Among the leftover detergent and lint in every residential college’s laundry room are Eli Exchange bins, in which Yale students dump clothes they no longer want, Sophie Wolfram ’10, a co-director of STEP, said. Once a semester, she said, STEP coordinators collect the clothes and display them on Old Campus for students to browse and take for free.

“It’s not a big problem,” Wolfram said, “but at least this way we can reuse the clothes we have here, instead of depleting the stuff at places like the Salvation Army.”

About 100 students and New Haven resident found items to their liking at the event, she said. Among the garments STEP gave away was a men’s suit, a large pile of jeans and a few pairs of leather boots.

“You can get a lot here,” said Minnie Baig ’12, a STEP coordinator who was picking up a gray-and-black-striped T-shirt. “Some of the stuff is really cute, and you’re recycling when you wear it!”

The Extravaganza has been held every semester for the past three years — about as long as STEP has been around as an organization, Wolfram said.

Comments

  • Anonymous

    Congratulations, Bo! The show was phenomenal!

  • STEP/Yale Alum.

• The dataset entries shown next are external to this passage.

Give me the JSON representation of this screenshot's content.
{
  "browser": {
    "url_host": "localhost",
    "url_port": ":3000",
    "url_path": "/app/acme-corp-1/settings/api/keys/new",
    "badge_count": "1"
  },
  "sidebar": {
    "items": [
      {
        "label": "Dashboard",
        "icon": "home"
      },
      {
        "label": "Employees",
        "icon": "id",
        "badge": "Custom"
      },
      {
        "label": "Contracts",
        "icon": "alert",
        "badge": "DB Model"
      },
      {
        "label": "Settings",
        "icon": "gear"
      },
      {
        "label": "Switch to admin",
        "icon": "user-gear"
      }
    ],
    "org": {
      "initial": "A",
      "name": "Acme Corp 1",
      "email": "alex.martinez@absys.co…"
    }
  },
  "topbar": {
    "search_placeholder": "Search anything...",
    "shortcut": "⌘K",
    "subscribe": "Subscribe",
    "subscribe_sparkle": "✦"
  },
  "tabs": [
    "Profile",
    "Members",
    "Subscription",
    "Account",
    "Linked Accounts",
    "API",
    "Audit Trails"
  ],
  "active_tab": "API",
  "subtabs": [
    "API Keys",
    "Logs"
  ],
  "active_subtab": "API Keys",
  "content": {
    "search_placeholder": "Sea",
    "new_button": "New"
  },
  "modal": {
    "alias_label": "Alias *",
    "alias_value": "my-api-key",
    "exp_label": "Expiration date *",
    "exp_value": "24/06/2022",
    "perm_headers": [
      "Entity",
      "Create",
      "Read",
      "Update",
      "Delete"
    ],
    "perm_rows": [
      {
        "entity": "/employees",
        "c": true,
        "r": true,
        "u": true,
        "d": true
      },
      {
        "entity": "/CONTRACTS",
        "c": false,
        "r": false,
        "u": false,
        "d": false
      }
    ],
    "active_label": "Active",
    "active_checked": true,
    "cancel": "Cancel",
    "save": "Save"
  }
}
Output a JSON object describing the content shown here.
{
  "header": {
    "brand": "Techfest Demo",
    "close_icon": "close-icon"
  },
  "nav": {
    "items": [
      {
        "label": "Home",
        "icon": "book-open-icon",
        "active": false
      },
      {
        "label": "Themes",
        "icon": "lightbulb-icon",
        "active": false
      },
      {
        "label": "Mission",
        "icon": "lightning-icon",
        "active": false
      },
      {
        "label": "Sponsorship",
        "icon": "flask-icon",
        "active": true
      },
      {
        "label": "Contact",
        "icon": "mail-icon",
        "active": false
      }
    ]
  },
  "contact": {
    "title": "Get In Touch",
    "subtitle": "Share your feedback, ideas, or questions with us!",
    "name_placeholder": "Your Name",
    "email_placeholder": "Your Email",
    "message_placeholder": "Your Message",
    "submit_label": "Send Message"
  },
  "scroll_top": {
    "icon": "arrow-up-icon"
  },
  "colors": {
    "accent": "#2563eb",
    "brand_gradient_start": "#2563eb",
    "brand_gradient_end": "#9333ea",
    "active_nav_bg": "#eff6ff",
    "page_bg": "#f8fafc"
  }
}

    The sustainable fashion show was my host hated component of the STEP program; sustainability is first and foremost about reducing whereas fashion is about intentional, conspicuous consumption. Innovation is great in many fields, but clothing doesn't really need to change all that much. Buying durable, well-made clothing that fits well and is versatile is the "most sustainable" option. A dress of the latest fashion can be organic and recycled, but it still represents and usually is an additional expenditure of material and labor. I understand that STEP needs to vibe with the Yale crowd, but please stop sacrificing environmental ideals simply to gather larger crowds, especially since these crowds hardly get the point.